A woman sitting a few seats down the row from me was completely amazed by Mimi Kennedy’s impersonation of the late, nationally syndicated advice columnist Ann Landers — not just the bouffant but the dead-on clanging midwest accent. Well, that’s a start. Now playwright David Rambo needs a play to back up Kennedy’s solo impersonation. Here, Landers spends a couple of hours sashaying around her Chicago study in 1975, eating chocolates when confronted with writer’s block and, during intermission, leaving us to take a bath. Gary Wissmann’s set is so detailed with multitudinous knickknacks, and photos, many of which go unused, it arouses the speculation that a more spartan and symbolic set would have justified the contrivance of Landers’ direct audience address. The evening’s pretext is that Landers is in the process of drafting a momentous letter to her readers announcing her divorce from her husband of 36 years — risky business for an advice columnist who has never counseled anyone to get divorced. Around this pretext are a series of anecdotal digressions about her husband, her daughter and her twin sister, rival “Popo,” who imitated her sister’s column with her own variation, “Dear Abby.” Our heroine rolls out her leftist credentials and how she came to overcome her own puritanical streak in a joint television interview with Linda Lovelace. But none of this is dramatic, it’s merely exposition in the style of “And then I wrote.” The possibilities for a real play rear themselves in Act 2, when Landers reveals the depth of homophobic bigotry that came from hostile replies to one of her columns supporting a gay teenager, and from the fury that came in responses to some of her well-intended advice that had adverse consequences. Yet our heroine brushes them both off with similar, sanctimonious disdain, as though bigots and victims of her bad advice were equals. Nothing legal they could do, she remarked of the victims — hardly an embrace of her responsibility to help people in distress. Somewhere in that responsibility, and her cavalier dismissal of it, lies a more penetrating drama yet to be written, something more closely resembling a play than a parade. Brendon Fox directs.
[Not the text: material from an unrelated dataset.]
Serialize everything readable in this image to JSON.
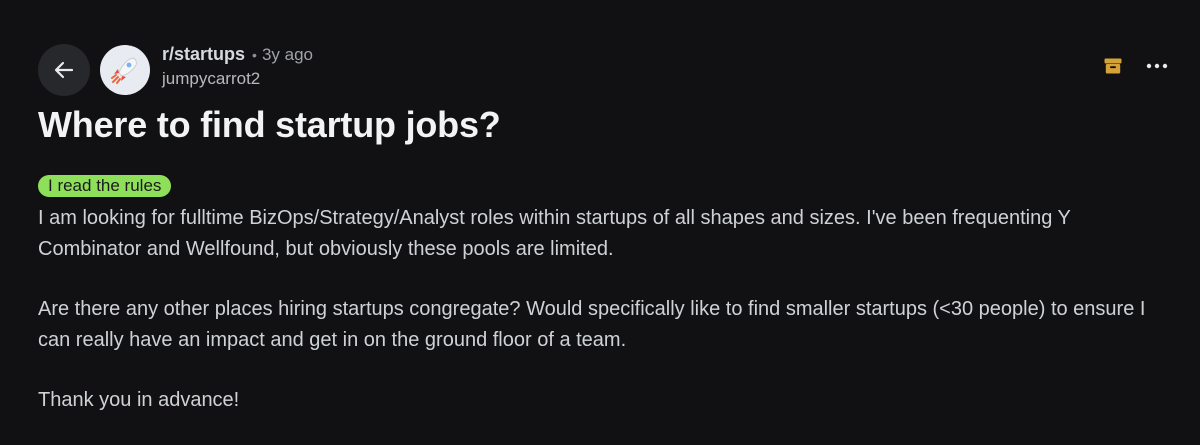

Tuesdays-Fridays, 8 p.m.; Saturdays, 4 & 8 p.m.; Sundays, 2 & 7 p.m. Starts: Oct. 24. Continues through Nov. 23, 2008